WHAT THE TASK REQUIRES: Each entry that follows must be output without any deviation.

EXTRACTED INFORMATION:
────────────────────────────────────────

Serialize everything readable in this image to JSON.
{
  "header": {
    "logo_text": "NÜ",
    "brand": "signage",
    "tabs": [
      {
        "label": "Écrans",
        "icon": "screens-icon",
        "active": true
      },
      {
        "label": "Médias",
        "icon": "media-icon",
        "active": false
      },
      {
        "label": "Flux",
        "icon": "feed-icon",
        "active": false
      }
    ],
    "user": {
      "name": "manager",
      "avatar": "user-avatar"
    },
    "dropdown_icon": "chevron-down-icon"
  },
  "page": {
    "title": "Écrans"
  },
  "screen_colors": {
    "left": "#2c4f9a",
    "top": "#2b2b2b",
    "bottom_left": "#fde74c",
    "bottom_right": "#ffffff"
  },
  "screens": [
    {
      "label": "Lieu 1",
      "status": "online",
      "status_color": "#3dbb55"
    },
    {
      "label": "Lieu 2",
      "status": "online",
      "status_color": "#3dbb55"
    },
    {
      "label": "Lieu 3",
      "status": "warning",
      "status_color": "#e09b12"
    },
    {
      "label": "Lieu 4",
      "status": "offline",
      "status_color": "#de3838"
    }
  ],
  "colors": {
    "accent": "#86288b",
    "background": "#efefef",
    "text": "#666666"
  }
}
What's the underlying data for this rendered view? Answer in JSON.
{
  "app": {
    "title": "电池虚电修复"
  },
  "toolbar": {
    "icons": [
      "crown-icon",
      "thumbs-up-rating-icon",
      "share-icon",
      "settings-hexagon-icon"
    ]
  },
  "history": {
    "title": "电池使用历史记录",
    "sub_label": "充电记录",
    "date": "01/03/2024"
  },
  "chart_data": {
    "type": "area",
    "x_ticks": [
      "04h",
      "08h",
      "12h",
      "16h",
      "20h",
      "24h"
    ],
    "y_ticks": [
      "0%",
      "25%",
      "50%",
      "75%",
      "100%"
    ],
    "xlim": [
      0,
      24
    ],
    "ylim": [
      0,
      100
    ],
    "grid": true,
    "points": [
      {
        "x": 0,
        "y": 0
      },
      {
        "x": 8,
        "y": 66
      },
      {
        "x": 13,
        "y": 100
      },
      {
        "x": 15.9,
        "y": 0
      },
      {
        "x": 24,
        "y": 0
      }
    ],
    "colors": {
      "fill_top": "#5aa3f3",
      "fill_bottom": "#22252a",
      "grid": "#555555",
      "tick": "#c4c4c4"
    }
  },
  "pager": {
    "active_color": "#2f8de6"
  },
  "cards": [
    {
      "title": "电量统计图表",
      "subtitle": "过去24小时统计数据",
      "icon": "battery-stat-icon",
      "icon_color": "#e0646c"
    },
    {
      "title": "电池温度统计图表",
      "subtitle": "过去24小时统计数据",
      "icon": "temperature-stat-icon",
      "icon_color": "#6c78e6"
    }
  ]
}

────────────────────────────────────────

FINAL ANSWER:
Serialize everything readable in this image to JSON.
{
  "header": {
    "logo_text": "NÜ",
    "brand": "signage",
    "tabs": [
      {
        "label": "Écrans",
        "icon": "screens-icon",
        "active": true
      },
      {
        "label": "Médias",
        "icon": "media-icon",
        "active": false
      },
      {
        "label": "Flux",
        "icon": "feed-icon",
        "active": false
      }
    ],
    "user": {
      "name": "manager",
      "avatar": "user-avatar"
    },
    "dropdown_icon": "chevron-down-icon"
  },
  "page": {
    "title": "Écrans"
  },
  "screen_colors": {
    "left": "#2c4f9a",
    "top": "#2b2b2b",
    "bottom_left": "#fde74c",
    "bottom_right": "#ffffff"
  },
  "screens": [
    {
      "label": "Lieu 1",
      "status": "online",
      "status_color": "#3dbb55"
    },
    {
      "label": "Lieu 2",
      "status": "online",
      "status_color": "#3dbb55"
    },
    {
      "label": "Lieu 3",
      "status": "warning",
      "status_color": "#e09b12"
    },
    {
      "label": "Lieu 4",
      "status": "offline",
      "status_color": "#de3838"
    }
  ],
  "colors": {
    "accent": "#86288b",
    "background": "#efefef",
    "text": "#666666"
  }
}
What's the underlying data for this rendered view? Answer in JSON.
{
  "app": {
    "title": "电池虚电修复"
  },
  "toolbar": {
    "icons": [
      "crown-icon",
      "thumbs-up-rating-icon",
      "share-icon",
      "settings-hexagon-icon"
    ]
  },
  "history": {
    "title": "电池使用历史记录",
    "sub_label": "充电记录",
    "date": "01/03/2024"
  },
  "chart_data": {
    "type": "area",
    "x_ticks": [
      "04h",
      "08h",
      "12h",
      "16h",
      "20h",
      "24h"
    ],
    "y_ticks": [
      "0%",
      "25%",
      "50%",
      "75%",
      "100%"
    ],
    "xlim": [
      0,
      24
    ],
    "ylim": [
      0,
      100
    ],
    "grid": true,
    "points": [
      {
        "x": 0,
        "y": 0
      },
      {
        "x": 8,
        "y": 66
      },
      {
        "x": 13,
        "y": 100
      },
      {
        "x": 15.9,
        "y": 0
      },
      {
        "x": 24,
        "y": 0
      }
    ],
    "colors": {
      "fill_top": "#5aa3f3",
      "fill_bottom": "#22252a",
      "grid": "#555555",
      "tick": "#c4c4c4"
    }
  },
  "pager": {
    "active_color": "#2f8de6"
  },
  "cards": [
    {
      "title": "电量统计图表",
      "subtitle": "过去24小时统计数据",
      "icon": "battery-stat-icon",
      "icon_color": "#e0646c"
    },
    {
      "title": "电池温度统计图表",
      "subtitle": "过去24小时统计数据",
      "icon": "temperature-stat-icon",
      "icon_color": "#6c78e6"
    }
  ]
}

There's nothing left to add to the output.